Sunny Hostin defended Rep. Ilhan Omar on “The View” on Monday, calling the backlash she’s received part of the GOP’s continued strategy of “attacking women of color” after some Republicans equated her comments about an International Criminal Court investigation into war crimes allegedly committed by the U.S., the Afghan national government, the Taliban, Israeli security forces and Hamas to mean that she was equating the U.S. and Israel to Hamas and the Taliban.
Omar’s controversial tweet was a follow-up to her June 7 exchange with Secretary of State Antony Blinken, where she asked him during a budget hearing about his opposition to an ICC investigation into alleged offenses committed in Afghanistan by the U.S., the Afghan national government, and the Taliban and in Palestine by Israeli security forces and Hamas.
When Blinken replied that the United States and Israel — which do not recognize the jurisdiction of the ICC over their own forces — are sufficient to investigate themselves, Omar’s time was up before she could ask follow-up questions about the two relatively poor track record of such self-investigations.
“Where do we think victims are supposed to go for justice? And what justice mechanisms do you support?” she asked Blinken. Later that day, she posted about the exchange on Twitter.
But some conservatives, like Liz Wheeler, a former host on the far-right One America News Network, and Brigitte Gabriel, founder of the anti-Muslim organization ACT! for America, construed her comments to mean that Omar had “compared the U.S. to the Taliban.”
Colorado Rep. Lauren Boebert, who is one three House Republicans named in a complaint brought by Democratic Rep. Pramila Jayapal over “their involvement in instigating and aiding the deadly attack at the Capitol that took place on January 6,” called for Omar to be expelled from Congress.
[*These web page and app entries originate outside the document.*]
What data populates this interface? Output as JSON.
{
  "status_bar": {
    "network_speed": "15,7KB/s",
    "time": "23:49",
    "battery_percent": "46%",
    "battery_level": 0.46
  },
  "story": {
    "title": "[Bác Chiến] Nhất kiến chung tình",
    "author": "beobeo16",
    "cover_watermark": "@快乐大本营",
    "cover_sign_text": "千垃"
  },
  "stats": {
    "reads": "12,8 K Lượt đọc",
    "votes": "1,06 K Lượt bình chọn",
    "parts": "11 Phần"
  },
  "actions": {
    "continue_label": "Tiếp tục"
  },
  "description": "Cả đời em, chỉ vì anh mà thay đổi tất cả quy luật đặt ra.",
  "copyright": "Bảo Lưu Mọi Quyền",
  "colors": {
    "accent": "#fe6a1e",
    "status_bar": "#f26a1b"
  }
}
On Monday, a group of House Republicans introduced a resolution to condemn Reps. Omar, Alexandria Ocasio-Cortez Rashida Tlaib and Ayanna Pressley for what they call “defending terrorist organizations and inciting anti-Semitic attacks across the United States.”
Hostin defended Omar against her critics on Monday, saying, “This is just more of the same of the GOP’s strategy of attacking ‘the Squad,’ of attacking women of color, of attacking Ilhan Omar in particular. It’s evidence of their Islamophobia, it’s evidence of the fact that that they think she won’t be protected by her caucus.”
On June 9, a group of Jewish House Democrats argued that “equating the United States and Israel to Hamas and the Taliban is as offensive as it is misguided.”
But House Speaker Nancy Pelosi said Sunday that House leaders hadn’t rebuked Omar for her comments.
“We did not rebuke her. We acknowledged that she made a clarification,” Pelosi told CNN’s Dana Bash on “State of the Union.” “Congresswoman Omar is a valued member of our caucus. She asked her questions of the Secretary of State. Nobody criticized those, about how people will be held accountable if we’re not going to the International Court of Justice. That was a very legitimate question. That was not of concern.”
Hostin also suggested the GOP hold Georgia Rep. Marjorie Taylor Greene responsible for her comments equating mask mandates to Jews being forced to wear yellow stars in the Holocaust.
“I wish I saw a lot more of that energy directed towards people like Marjorie Taylor Greene,” Hostin said, calling the disparate response of the GOP “the height of hypocrisy.”
Greene was recently in the news again after she apologized for the comments.
Omar clarified her comments last week, explaining, “To be clear: the conversation was about accountability for specific incidents regarding those ICC cases, not a moral comparison between Hamas and the Taliban and the U.S. and Israel.” She added, “I was in no way equating terrorist organizations with democratic countries with well-established judicial systems.”